Still, it adds error as soon as small corrections are made, and be it just that they are non-zero values in the moving average of the lead calculation that take a while to be flushed from memory. Now, one might ask the question what the typical engagment ranges are. If the terrain is rather restrictive with average line of sight well under 1500m, one might argue that the amount of error added is small compared to the size of the target. Still, I think that all this could be easily avoided as long as gunners are being taught when, exactly, to press that button. It's not hard, or time-consuming. What costs more time is to train gunners to track targets with precision. This costs even more time when you tape the button over. In short, I see very little justification for this, if it is indeed a thing. Sometimes battalions develop "local traditions", and this may be one of them. I would need to hear a lot more arguments to change my mind about this. But maybe it's just a rumor.

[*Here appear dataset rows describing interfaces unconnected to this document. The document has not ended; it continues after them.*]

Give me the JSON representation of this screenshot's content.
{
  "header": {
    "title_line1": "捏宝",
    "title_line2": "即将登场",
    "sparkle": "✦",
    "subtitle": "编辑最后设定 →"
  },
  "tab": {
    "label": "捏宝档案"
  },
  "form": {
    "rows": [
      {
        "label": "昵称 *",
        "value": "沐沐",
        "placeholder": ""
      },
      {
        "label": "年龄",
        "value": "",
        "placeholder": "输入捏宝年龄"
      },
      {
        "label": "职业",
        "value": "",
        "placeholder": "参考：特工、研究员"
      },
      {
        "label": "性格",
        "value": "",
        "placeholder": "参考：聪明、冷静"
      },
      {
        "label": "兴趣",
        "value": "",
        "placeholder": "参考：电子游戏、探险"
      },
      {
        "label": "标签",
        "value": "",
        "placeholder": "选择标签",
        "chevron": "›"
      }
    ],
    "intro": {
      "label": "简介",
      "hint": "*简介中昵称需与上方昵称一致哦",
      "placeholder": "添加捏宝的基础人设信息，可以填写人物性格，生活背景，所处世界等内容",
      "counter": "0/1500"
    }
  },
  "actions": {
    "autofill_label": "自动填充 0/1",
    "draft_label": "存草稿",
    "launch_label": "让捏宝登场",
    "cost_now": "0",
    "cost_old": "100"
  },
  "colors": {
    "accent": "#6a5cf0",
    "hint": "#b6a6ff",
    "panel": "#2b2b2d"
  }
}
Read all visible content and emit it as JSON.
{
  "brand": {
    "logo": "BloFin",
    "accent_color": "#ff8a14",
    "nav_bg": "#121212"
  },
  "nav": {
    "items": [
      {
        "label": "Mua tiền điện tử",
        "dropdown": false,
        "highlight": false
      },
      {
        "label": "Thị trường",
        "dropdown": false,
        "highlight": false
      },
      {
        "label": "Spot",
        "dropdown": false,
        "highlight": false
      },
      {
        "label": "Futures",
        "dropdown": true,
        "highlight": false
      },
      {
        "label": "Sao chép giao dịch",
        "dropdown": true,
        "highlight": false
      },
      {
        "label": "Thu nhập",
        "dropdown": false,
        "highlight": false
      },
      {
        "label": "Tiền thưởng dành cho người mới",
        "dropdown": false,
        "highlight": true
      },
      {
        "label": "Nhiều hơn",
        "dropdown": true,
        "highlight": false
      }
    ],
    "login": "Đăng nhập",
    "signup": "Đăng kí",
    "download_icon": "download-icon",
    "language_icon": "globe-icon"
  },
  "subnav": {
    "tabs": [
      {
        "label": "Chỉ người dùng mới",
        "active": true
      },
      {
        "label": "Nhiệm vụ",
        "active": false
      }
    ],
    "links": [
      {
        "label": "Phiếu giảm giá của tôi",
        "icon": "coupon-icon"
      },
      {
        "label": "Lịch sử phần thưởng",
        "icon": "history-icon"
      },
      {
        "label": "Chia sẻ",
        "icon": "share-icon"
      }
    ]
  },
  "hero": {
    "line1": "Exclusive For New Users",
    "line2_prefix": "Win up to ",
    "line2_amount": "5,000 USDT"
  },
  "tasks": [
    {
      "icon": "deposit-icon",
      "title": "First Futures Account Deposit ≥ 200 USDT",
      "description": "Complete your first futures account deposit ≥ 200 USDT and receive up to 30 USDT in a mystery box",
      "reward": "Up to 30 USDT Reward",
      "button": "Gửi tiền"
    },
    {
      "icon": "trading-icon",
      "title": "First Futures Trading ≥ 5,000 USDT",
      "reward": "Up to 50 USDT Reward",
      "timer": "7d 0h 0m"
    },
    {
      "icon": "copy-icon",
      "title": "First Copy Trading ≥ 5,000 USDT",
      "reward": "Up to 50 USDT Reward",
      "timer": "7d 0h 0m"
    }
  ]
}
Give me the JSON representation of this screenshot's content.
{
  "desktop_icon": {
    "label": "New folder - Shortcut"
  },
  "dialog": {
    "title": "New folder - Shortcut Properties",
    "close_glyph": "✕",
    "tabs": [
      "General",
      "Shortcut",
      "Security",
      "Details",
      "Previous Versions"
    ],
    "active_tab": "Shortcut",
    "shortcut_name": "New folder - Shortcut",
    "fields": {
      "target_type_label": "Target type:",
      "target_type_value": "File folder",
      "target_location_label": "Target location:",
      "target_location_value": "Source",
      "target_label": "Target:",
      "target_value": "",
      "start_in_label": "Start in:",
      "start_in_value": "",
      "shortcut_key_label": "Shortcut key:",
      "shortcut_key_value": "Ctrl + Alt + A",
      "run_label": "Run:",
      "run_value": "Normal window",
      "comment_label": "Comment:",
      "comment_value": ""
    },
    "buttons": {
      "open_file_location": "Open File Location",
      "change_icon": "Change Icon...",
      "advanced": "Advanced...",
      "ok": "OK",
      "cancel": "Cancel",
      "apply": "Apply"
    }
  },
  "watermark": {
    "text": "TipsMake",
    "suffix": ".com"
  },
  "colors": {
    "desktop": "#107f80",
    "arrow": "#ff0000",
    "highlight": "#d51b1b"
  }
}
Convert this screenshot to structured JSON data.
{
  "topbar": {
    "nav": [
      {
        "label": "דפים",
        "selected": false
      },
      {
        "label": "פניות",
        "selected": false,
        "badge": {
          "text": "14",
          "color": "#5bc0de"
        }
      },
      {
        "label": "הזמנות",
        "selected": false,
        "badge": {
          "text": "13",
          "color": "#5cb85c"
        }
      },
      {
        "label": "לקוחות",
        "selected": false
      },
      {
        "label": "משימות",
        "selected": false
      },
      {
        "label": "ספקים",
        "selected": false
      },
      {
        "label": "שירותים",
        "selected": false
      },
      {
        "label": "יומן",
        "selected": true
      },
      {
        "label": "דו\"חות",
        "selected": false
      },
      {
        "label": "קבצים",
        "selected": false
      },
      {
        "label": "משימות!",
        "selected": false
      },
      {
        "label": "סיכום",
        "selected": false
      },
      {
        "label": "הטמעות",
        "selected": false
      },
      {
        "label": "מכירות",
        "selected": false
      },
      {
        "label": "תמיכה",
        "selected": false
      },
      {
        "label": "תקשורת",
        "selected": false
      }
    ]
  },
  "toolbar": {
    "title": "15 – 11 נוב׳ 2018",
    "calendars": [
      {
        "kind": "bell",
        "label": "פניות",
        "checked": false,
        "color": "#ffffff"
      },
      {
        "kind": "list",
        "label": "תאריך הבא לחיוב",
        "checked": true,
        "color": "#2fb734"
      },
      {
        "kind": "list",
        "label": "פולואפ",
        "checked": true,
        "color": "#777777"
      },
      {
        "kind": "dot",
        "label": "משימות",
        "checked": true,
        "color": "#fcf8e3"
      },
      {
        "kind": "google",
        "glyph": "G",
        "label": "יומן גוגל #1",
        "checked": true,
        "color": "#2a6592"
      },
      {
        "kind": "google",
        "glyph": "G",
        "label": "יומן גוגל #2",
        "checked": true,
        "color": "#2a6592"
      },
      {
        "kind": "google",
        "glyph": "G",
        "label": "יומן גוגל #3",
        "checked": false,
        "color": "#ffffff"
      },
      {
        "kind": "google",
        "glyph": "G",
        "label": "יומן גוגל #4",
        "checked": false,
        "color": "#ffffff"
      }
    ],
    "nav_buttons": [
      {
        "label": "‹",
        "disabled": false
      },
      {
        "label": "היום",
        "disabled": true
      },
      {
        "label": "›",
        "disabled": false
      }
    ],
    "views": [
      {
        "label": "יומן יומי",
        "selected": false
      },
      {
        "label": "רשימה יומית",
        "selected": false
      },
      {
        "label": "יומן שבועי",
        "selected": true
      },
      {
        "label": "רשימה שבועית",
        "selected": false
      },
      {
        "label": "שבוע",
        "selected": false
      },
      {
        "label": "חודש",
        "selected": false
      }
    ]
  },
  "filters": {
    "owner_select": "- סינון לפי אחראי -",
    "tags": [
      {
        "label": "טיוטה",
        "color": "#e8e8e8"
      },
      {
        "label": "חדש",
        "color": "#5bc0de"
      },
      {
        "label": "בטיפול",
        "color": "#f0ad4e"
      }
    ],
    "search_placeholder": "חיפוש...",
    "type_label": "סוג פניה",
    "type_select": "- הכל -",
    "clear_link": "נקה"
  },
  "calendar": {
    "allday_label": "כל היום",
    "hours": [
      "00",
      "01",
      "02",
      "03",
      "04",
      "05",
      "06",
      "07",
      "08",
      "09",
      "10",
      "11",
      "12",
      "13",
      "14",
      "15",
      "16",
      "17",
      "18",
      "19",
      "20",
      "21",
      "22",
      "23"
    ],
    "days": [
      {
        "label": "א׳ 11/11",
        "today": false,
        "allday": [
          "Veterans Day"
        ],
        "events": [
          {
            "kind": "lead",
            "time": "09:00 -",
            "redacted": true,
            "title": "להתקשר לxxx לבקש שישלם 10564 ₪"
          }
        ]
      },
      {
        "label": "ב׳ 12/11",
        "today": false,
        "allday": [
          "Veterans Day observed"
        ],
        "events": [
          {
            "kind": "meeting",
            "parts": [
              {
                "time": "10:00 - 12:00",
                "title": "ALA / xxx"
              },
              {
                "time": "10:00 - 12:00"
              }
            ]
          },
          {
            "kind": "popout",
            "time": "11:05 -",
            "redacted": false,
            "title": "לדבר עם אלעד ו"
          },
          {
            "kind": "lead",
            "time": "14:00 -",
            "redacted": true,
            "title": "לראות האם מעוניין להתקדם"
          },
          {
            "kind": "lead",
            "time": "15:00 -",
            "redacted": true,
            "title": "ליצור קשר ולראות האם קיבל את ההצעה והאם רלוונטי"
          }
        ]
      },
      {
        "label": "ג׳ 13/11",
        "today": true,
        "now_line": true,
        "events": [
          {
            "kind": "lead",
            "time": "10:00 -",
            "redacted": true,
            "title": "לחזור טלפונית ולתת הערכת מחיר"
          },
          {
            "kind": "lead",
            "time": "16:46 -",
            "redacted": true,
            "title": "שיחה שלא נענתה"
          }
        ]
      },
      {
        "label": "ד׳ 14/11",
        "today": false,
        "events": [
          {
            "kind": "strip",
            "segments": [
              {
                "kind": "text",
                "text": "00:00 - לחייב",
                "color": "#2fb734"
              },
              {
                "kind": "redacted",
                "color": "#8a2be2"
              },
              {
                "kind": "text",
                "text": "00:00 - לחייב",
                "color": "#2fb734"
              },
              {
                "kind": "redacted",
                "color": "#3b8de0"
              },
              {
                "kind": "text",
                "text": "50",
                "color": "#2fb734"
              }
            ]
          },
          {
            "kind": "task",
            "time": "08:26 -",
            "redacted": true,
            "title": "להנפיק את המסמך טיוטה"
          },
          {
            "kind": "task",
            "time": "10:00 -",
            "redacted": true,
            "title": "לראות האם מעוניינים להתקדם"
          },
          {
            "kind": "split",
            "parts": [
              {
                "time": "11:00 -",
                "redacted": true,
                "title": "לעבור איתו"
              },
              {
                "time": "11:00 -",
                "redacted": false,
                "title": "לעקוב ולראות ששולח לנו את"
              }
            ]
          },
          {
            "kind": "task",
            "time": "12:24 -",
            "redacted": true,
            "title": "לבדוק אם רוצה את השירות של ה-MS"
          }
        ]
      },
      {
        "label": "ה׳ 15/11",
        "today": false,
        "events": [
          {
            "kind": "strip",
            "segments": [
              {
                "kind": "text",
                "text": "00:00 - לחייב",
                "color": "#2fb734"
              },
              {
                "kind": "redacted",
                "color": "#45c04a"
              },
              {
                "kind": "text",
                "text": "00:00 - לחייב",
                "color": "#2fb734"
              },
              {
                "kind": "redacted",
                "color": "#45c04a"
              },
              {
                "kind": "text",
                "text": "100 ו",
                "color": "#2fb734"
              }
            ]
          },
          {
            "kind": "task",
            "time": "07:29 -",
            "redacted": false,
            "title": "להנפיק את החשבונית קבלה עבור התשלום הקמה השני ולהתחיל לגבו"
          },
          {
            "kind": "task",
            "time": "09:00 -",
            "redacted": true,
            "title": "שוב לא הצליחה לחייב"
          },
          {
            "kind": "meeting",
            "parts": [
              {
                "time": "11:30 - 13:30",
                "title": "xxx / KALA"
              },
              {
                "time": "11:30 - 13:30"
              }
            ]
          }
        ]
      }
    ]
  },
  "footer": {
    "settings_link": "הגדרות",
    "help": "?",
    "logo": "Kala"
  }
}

Link to comment
Share on other sites

1 hour ago, General Tobruk said:

As far as taping the palm switch goes, I thought the procedure was sequential, meaning you had to laze first and then apply dynamic lead, no?

That's what I was trained to do. I just recently learned Canadian Leopard 2 crew's are apparently trained to lase, hold dynamic lead, lase again and then fire.

Works both ways really.

Link to comment
Share on other sites

  • Members

I use the index finger (right hand) for the middle mouse button when tracking targets, and lase with the middle finger. Or, left hand for Ctrl in that easily identifiable lower left corner of the keyboard.

Link to comment
Share on other sites

Join the conversation

You can post now and register later. If you have an account, sign in now to post with your account.

Guest
Reply to this topic...

×   Pasted as rich text.   Paste as plain text instead

  Only 75 emoji are allowed.

×   Your link has been automatically embedded.   Display as a link instead

×   Your previous content has been restored.   Clear editor

×   You cannot paste images directly. Upload or insert images from URL.

 Share

×
×
  • Create New...